Could Mushrooms Remediate Japan's Nuclear Contamination?

Paul Stamets is famous for his assertions that mushrooms can help heal the world. From myco-pesticides to cleaning up oil spills, he argues that mushrooms are nature's ultimate recyclers and colonizers, and as such can help to meet many of the environmental challenges we face. Writing over at Permaculture Magazine, he sets out an eight-point plan for how we can use mushrooms to clean up radioactive contamination around the stricken Fukushima power plant in Japan.
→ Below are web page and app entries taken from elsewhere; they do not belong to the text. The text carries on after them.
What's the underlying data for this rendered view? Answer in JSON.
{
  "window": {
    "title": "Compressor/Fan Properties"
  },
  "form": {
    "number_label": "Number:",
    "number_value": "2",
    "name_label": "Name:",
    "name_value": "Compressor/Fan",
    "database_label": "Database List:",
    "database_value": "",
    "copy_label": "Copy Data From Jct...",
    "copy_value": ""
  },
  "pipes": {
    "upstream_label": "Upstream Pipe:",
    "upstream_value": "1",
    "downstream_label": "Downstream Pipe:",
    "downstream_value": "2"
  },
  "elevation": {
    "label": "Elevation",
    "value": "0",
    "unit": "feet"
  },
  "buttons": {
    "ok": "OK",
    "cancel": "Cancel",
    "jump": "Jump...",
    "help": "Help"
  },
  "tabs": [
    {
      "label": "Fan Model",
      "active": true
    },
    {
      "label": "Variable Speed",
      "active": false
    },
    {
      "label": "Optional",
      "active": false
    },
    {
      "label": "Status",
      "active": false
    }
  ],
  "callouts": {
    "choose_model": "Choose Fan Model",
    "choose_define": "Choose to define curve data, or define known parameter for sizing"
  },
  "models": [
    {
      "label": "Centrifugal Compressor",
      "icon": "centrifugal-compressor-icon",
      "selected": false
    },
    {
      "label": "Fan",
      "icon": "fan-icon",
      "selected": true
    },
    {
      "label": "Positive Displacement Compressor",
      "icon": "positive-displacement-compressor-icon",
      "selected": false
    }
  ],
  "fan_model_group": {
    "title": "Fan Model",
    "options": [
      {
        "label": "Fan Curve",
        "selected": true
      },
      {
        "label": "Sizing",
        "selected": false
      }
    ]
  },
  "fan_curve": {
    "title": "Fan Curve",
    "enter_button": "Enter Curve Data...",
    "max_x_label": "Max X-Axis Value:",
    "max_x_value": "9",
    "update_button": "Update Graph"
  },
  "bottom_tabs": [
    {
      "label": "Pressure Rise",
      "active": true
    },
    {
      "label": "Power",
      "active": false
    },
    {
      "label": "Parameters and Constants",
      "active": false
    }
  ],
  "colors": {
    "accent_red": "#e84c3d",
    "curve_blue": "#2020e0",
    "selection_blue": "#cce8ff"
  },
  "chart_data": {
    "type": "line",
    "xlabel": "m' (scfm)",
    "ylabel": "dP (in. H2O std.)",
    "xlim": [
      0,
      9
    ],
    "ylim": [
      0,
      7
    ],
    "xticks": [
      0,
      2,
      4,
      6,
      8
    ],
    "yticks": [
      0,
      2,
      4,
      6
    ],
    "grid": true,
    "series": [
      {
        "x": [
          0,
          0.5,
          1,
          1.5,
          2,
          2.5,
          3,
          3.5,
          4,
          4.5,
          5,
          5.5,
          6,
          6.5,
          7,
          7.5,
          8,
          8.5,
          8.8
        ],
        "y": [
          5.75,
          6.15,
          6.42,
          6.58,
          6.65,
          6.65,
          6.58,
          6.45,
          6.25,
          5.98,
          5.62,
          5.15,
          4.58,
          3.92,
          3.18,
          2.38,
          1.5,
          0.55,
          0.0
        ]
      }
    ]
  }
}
Unlike with an oil spill, they won't actually break up the contamination, says Stamets, but rather hyper-accumulate radioactivity so they can be collected and disposed of safely by encasing them in glass or other protective materials. Eventually, says Stamets, the result will be a new national park in the area surrounding the plant. How long will it take? He has absolutely no idea. So what do readers think—worth a try, or pie in the sky?

Tags: Biodiversity | Japan | Nuclear Power | Permaculture